[Data records for software interfaces]

• • • • • • •

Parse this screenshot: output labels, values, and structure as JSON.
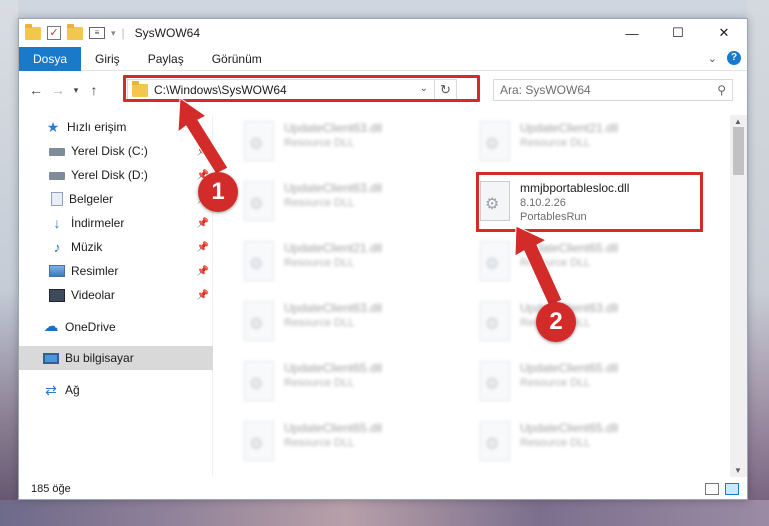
{
  "window": {
    "title": "SysWOW64"
  },
  "ribbon": {
    "tabs": [
      {
        "label": "Dosya",
        "active": true
      },
      {
        "label": "Giriş",
        "active": false
      },
      {
        "label": "Paylaş",
        "active": false
      },
      {
        "label": "Görünüm",
        "active": false
      }
    ]
  },
  "address": {
    "path": "C:\\Windows\\SysWOW64"
  },
  "search": {
    "placeholder": "Ara: SysWOW64"
  },
  "sidebar": {
    "items": [
      {
        "label": "Hızlı erişim",
        "icon": "star-icon"
      },
      {
        "label": "Yerel Disk (C:)",
        "icon": "drive-icon"
      },
      {
        "label": "Yerel Disk (D:)",
        "icon": "drive-icon"
      },
      {
        "label": "Belgeler",
        "icon": "documents-icon"
      },
      {
        "label": "İndirmeler",
        "icon": "download-icon"
      },
      {
        "label": "Müzik",
        "icon": "music-icon"
      },
      {
        "label": "Resimler",
        "icon": "pictures-icon"
      },
      {
        "label": "Videolar",
        "icon": "videos-icon"
      },
      {
        "label": "OneDrive",
        "icon": "cloud-icon"
      },
      {
        "label": "Bu bilgisayar",
        "icon": "computer-icon",
        "selected": true
      },
      {
        "label": "Ağ",
        "icon": "network-icon"
      }
    ]
  },
  "files": {
    "left": [
      {
        "name": "UpdateClient63.dll",
        "type": "Resource DLL"
      },
      {
        "name": "UpdateClient63.dll",
        "type": "Resource DLL"
      },
      {
        "name": "UpdateClient21.dll",
        "type": "Resource DLL"
      },
      {
        "name": "UpdateClient63.dll",
        "type": "Resource DLL"
      },
      {
        "name": "UpdateClient65.dll",
        "type": "Resource DLL"
      },
      {
        "name": "UpdateClient65.dll",
        "type": "Resource DLL"
      }
    ],
    "right": [
      {
        "name": "UpdateClient21.dll",
        "type": "Resource DLL"
      },
      {
        "name": "UpdateClient65.dll",
        "type": "Resource DLL"
      },
      {
        "name": "UpdateClient63.dll",
        "type": "Resource DLL"
      },
      {
        "name": "UpdateClient65.dll",
        "type": "Resource DLL"
      },
      {
        "name": "UpdateClient65.dll",
        "type": "Resource DLL"
      }
    ],
    "highlighted": {
      "name": "mmjbportablesloc.dll",
      "version": "8.10.2.26",
      "company": "PortablesRun"
    }
  },
  "status": {
    "count": "185 öğe"
  },
  "annotations": {
    "step1": "1",
    "step2": "2",
    "color": "#d32a2a"
  }
}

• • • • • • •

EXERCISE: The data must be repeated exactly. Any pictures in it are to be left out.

OUTPUT FOR THIS TASK:
Parse this screenshot: output labels, values, and structure as JSON.
{
  "window": {
    "title": "SysWOW64"
  },
  "ribbon": {
    "tabs": [
      {
        "label": "Dosya",
        "active": true
      },
      {
        "label": "Giriş",
        "active": false
      },
      {
        "label": "Paylaş",
        "active": false
      },
      {
        "label": "Görünüm",
        "active": false
      }
    ]
  },
  "address": {
    "path": "C:\\Windows\\SysWOW64"
  },
  "search": {
    "placeholder": "Ara: SysWOW64"
  },
  "sidebar": {
    "items": [
      {
        "label": "Hızlı erişim",
        "icon": "star-icon"
      },
      {
        "label": "Yerel Disk (C:)",
        "icon": "drive-icon"
      },
      {
        "label": "Yerel Disk (D:)",
        "icon": "drive-icon"
      },
      {
        "label": "Belgeler",
        "icon": "documents-icon"
      },
      {
        "label": "İndirmeler",
        "icon": "download-icon"
      },
      {
        "label": "Müzik",
        "icon": "music-icon"
      },
      {
        "label": "Resimler",
        "icon": "pictures-icon"
      },
      {
        "label": "Videolar",
        "icon": "videos-icon"
      },
      {
        "label": "OneDrive",
        "icon": "cloud-icon"
      },
      {
        "label": "Bu bilgisayar",
        "icon": "computer-icon",
        "selected": true
      },
      {
        "label": "Ağ",
        "icon": "network-icon"
      }
    ]
  },
  "files": {
    "left": [
      {
        "name": "UpdateClient63.dll",
        "type": "Resource DLL"
      },
      {
        "name": "UpdateClient63.dll",
        "type": "Resource DLL"
      },
      {
        "name": "UpdateClient21.dll",
        "type": "Resource DLL"
      },
      {
        "name": "UpdateClient63.dll",
        "type": "Resource DLL"
      },
      {
        "name": "UpdateClient65.dll",
        "type": "Resource DLL"
      },
      {
        "name": "UpdateClient65.dll",
        "type": "Resource DLL"
      }
    ],
    "right": [
      {
        "name": "UpdateClient21.dll",
        "type": "Resource DLL"
      },
      {
        "name": "UpdateClient65.dll",
        "type": "Resource DLL"
      },
      {
        "name": "UpdateClient63.dll",
        "type": "Resource DLL"
      },
      {
        "name": "UpdateClient65.dll",
        "type": "Resource DLL"
      },
      {
        "name": "UpdateClient65.dll",
        "type": "Resource DLL"
      }
    ],
    "highlighted": {
      "name": "mmjbportablesloc.dll",
      "version": "8.10.2.26",
      "company": "PortablesRun"
    }
  },
  "status": {
    "count": "185 öğe"
  },
  "annotations": {
    "step1": "1",
    "step2": "2",
    "color": "#d32a2a"
  }
}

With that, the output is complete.